Not only do Latin Americans leave, so do foreign investors, if they ever considered the region in the first place. After 500 years of state oppression, these economies find themselves starved of human and physical capital, struggling with levels of poverty and lawlessness inconceivable to most people in the developed world. With few exceptions, such as Chile, they have little choice but to rely on natural-resource extraction, although the nationalized revenues get diverted to corruption, unsustainable entitlements, and pet projects, if not poached outright.
Latin American nations have taken socialism to its logical conclusion—authoritarian rule.
Take a look at rankings of economic freedom and ease of doing business. You’ll find the likes of Venezuela, Argentina, Ecuador, and Bolivia all classified as “least free” by the Fraser Institute of Canada. Those at the heart of the socialist Bolivarian Alliance are the worst, and Cuba can’t even be ranked. She barely has a private sector to speak of, and any organization with integrity refuses to parrot the regime’s phony statistics.

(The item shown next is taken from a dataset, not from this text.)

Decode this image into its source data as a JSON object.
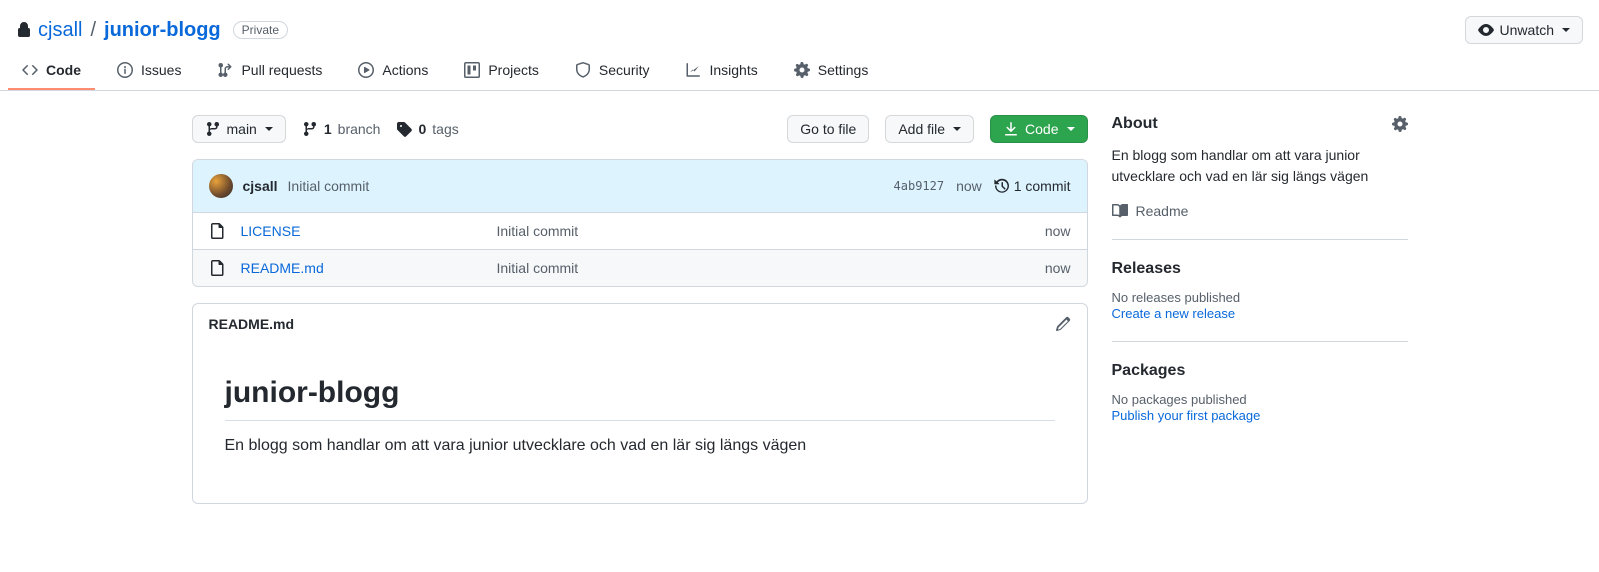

Some useful-idiot Canadian and American political leaders revere violent socialists such as Ernesto “Che” Guevara, Fidel Castro, and Chávez; see Alberta Premier Rachel Notley and U.S. Sen. Bernie Sanders. However, the private sector in these two nations has enough sway to at least push back and maintain a presence.
The same cannot be said for many Latin American nations, where the rulers don’t just admire Marxist guerrillas, they are Marxist guerrillas. In recent times, consider how many Latin American heads of state fought in the wave of guerrilla violence of the 1970s and 1980s with the support of the Soviets and the Cubans. The list includes: Salvador Sánchez Cerén in El Salvador, Daniel Ortega in Nicaragua, José Alberto “Pepe” Mujica in Uruguay, and Dilma Rousseff in Brazil. Although not a guerrilla per se, Hugo Chávez also instigated two coups against his own government in the 1990s.
The Revolutionary Armed Forces of Colombia have been fighting a Marxist-terrorist war against the people and the state for half a century, funding their operations with extortion and narcotics. Now, as part of the “peace deal,” they want, and will likely get, guaranteed seats in Colombia’s Congress of the Republic.
Should we be surprised when these people think top-down mandates and force are the path to prosperity? The real surprise is that anyone still buys the lies of Latin American socialists.
In the words of Peruvian Nobel Laureate Mario Vargas Llosa, “When the reality is unacceptable, fiction is a refuge.” This is where the blame game and propaganda machine are necessary. All the economic destruction is someone else’s fault, and the Bolivarian Alliance and like-minded nations in the region pay handsomely for Venezuelan media company Telesur to spread socialist deception and cover their tracks.
But Telesur is almost benign compared to the absurd levels of free-speech suppression across the continent. This includes fines for publishing and not publishing stories, closures of watchdog NGOs, troll centers to intimidate dissidents, and even requirements on government workers to attend marches and praise their overlords—not to mention imprisonment for attending dissident marches.
The end of the road is Cuba, admired by so many socialists throughout Latin America and now under the reign of Raúl Castro, the younger brother of Fidel. If you publicly oppose the regime, expect to end up in prison or be assassinated, as happened to my friend’s father, Oswaldo Payá, a peaceful activist for democracy.
The regime’s petty tyrants are so hostile to the truth getting out about their paraíso socialista that they arrest a group of women, the Ladies in White. What is their crime? These wives and relatives of political prisoners march along Havana’s filthy, broken streets on their way to church and call attention to the injustice. In Cuba as in China, the truth is something socialists and communists can’t handle.
Fergus Hodgson is the founder and executive editor of Latin American intelligence publication Antigua Report. He is also the roving editor of Gold Newsletter and the managing editor of the American Institute for Economic Research.
2017 Year in Review
Views expressed in this article are the opinions of the author and do not necessarily reflect the views of The Epoch Times.